Join producer Veronica So and production designer Shuruq Tramontini of Ian Cheng’s animated film Life after BOB for a 4-hour interactive workshop on worldbuilding for the metaverse.
Participants will experience first-hand integral processes of creating a world through collaboration and technology. Practical sessions will include exercises on story development and how to go about creating well rounded, fully-dimensional characters and environments. The workshop will emphasise the importance of establishing tone, consistency and surprises for its participants as potential world builders and directors, covering content creation, rule-setting and getting comfortable with giving feedback for design and performance.
Producer Veronica So will lead production-focused discussions on how to assemble and collaborate successfully with artists and technologists.

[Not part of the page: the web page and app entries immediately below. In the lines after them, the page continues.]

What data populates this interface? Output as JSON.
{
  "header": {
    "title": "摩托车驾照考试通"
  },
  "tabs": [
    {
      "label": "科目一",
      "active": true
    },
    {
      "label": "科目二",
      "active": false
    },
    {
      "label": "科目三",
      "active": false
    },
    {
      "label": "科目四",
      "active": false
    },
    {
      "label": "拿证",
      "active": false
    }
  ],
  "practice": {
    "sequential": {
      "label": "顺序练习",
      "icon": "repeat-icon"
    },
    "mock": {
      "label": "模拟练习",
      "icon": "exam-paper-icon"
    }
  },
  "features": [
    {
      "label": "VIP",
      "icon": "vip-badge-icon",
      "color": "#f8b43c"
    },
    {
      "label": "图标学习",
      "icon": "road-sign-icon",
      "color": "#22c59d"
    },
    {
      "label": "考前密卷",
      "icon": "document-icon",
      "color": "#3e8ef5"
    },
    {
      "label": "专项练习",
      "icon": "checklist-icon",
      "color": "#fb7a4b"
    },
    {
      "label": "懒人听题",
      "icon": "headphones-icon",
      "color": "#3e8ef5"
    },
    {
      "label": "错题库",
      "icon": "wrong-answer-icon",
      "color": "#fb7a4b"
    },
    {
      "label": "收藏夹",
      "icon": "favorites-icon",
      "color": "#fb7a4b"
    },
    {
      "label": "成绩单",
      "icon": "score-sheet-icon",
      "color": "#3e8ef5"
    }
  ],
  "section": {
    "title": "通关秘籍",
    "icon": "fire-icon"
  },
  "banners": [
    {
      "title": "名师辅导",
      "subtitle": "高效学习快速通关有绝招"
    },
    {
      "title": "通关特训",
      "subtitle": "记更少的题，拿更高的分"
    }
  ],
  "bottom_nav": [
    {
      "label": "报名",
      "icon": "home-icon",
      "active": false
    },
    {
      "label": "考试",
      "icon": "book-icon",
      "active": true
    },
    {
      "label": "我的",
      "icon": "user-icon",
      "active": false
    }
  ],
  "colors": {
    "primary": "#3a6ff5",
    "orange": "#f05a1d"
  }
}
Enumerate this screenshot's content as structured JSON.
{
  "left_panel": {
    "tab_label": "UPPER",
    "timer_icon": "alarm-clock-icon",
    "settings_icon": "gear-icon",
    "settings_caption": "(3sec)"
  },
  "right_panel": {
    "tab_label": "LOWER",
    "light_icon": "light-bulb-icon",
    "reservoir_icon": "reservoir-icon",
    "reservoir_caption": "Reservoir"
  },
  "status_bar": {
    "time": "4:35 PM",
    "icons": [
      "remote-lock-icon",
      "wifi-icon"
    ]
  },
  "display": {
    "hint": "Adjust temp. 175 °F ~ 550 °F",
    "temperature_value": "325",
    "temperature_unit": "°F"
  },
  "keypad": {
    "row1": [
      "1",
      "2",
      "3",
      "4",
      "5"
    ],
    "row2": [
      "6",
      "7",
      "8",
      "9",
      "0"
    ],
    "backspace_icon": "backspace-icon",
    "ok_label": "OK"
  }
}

Technical director Ivaylo Getov will present the technical side of building a world in a video game engine. Production designer Shuruq Tramontini will show stages of the production process from concept art to polished product. The team will emphasise the relevancy to the metaverse by presenting ways of environmental storytelling in 3D spaces.
The workshop will playfully challenge its participants to think of what might be required in the ideation process. What tools and thought experiments can be utilised to design worlds? What are the implications of interactive spaces on linear storytelling? What are potential strategies of working as a team to create a cohesive and whole world? Is there a difference between witnessing and experiencing alternative realities?
Participants are encouraged to bring any personal tech (laptop, camera, recorders, smartphone, etc) they want. Please note that these sessions will be highly interactive – with group games, modules and improvisation and therefore participation and collaborative ideation is highly encouraged
Veronica So is a producer and writer creating technologically ambitious projects that span the disciplines of fine art, storytelling, artificial intelligence, animation and gaming. She is known for intuitively paring fine artists with the right collaborators, and her work and passion lies in cultivating healthy, successful and long-term partnerships. She is the co-parent and producer of many Ian Cheng works, including Emissaries – a trilogy of digital ecological simulations of infinite duration built in the Unity video game engine, and AI-driven virtual lifeform called BOB (Bag of Beliefs) and currently, an animated miniseries called Life After BOB, which narratively explores the transformation of human life scripts in an era of artificial intelligence.
Shuruq Tramontini is a creative technologist bases in Los Angeles. Working with game engines and interactive media, she explores relationships between technology, culture and nature. She is interested in game mechanisms and interactive game play to explore and provoke potential futures. In the past she has worked as the Lead Unity Artist and Production Designer for the anime series Life after BOB: The Chalice Study by Ian Cheng, as well as for first-person PC game Common’Hood. Currently she is the Creative Technical Artist on an upcoming real-time project for Pierre Huyghe, as well as adjunct faculty at SCI ARC’s MSC Fiction and Entertainment programme.
The project Art in the Age of the Metaverse began in February 2022 with a six-month research in the field conducted by Leonardo Dellanoce and Arthur Steiner, from Memory Gems, who are guiding the project and conference with Hartwig Art Foundation and the Rijksakademie. The aim of the Hartwig Art Foundation and the Rijksakademie is to examine the different aspects of contemporary arts in the metaverse in order to explore, prototype and create new support infrastructures for artists and creative practitioners working with and around metaverse technologies (AI, VR, AR, MR, game engines, blockchain and more). The international conference in March is organised together with De Balie.
Our calendar of events, project presentations, talks & readings.